More than 40 million Americans have student loan debt, and it’s only getting more common, so it tends to be a topic everyone can talk about. Student loan debt has become more common among all age groups, so you could even distract grandpa from his routine criticism of your cooking: about $18.2 billion of student loan debt belongs to people 65 years and older.
Here are some ways you could re-direct unwanted questions:
Q: Why aren’t you married yet?
A: Because my charming personality is attached to $60,000 in student loans.
Q: Why did you move so far away?
A: So I could get a well-paying job. Someone has to pay off my student loans.
Q: Are you still driving that piece of junk car?
A: Yes. I don’t want to buy a new one until I’ve paid off my student loans.
Q: How can you live with yourself, working for such an evil company?
A: Because they paid me enough that I got out of student loan debt in five years.
Q: How can you bear to work for such a low-paying job?
A: Because I’m getting public-service student loan forgiveness.
You get the idea.
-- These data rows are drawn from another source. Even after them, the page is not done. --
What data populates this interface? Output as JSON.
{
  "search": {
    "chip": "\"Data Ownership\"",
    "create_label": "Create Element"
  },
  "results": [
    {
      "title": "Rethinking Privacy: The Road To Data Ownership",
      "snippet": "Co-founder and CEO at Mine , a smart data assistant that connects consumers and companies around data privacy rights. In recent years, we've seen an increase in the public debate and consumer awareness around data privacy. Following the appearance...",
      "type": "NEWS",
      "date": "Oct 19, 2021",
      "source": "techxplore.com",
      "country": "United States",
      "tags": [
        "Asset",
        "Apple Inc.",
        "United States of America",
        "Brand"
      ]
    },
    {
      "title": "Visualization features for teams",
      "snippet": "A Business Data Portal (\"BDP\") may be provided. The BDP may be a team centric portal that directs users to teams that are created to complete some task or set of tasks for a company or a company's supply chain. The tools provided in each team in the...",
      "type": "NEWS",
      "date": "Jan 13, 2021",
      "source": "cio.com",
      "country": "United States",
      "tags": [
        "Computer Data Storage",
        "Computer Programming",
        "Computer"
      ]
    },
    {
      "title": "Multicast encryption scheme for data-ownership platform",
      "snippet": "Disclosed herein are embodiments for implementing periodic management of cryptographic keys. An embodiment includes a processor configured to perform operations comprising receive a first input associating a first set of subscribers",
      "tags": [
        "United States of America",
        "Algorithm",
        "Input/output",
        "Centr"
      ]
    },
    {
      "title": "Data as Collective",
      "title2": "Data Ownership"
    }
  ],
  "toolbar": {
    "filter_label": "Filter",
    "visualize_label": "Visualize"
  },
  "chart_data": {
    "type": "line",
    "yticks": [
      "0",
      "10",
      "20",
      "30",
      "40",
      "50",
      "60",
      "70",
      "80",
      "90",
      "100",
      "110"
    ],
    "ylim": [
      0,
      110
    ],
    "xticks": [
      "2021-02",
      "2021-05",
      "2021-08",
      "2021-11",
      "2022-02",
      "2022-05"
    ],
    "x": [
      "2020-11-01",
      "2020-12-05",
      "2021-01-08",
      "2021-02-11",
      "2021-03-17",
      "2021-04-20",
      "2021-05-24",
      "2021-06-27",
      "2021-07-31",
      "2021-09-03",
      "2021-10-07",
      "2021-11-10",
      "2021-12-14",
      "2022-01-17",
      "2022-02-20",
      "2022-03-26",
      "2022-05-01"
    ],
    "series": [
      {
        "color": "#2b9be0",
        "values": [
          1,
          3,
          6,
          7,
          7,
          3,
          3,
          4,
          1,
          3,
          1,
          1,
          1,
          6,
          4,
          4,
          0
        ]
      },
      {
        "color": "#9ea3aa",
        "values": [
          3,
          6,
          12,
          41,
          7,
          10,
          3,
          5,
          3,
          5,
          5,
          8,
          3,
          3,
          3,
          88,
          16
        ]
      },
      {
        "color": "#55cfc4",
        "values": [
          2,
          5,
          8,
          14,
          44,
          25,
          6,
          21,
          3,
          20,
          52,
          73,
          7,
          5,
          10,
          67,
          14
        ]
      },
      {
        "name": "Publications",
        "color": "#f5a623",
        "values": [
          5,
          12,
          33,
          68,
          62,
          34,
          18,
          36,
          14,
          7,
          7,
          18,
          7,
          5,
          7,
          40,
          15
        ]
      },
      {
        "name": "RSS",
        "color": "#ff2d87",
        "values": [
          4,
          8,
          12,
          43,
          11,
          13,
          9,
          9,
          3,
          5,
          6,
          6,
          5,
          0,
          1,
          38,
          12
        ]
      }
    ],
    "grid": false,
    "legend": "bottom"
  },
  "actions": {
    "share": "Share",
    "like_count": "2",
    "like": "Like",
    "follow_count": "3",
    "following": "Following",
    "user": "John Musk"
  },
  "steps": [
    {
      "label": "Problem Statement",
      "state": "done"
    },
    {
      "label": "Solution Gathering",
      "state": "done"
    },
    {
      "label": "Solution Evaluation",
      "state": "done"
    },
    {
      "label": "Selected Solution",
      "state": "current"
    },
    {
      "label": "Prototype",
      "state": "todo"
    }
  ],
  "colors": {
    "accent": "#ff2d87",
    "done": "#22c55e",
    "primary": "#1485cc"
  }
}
Improvise, and maybe you can pivot the conversation in a direction where everyone can bond over their student loan complaints.
Sure, this isn’t a foolproof approach. Bringing up student loan debt could prompt that cousin to politicize the conversation and talk about why your political party has it wrong when it comes to education reform. Perhaps education is a divisive issue in your family. The conversation could also backfire, with someone criticizing you for taking out student loans in the first place, or whatever it is they want to fight about. Still, it might be better than getting asked, “When are you having kids?” for the thousandth time.
More on Student Loans:
- How Student Loans Can Impact Your Credit
- Can You Get Your Student Loans Forgiven?
- A Credit Guide for College Graduates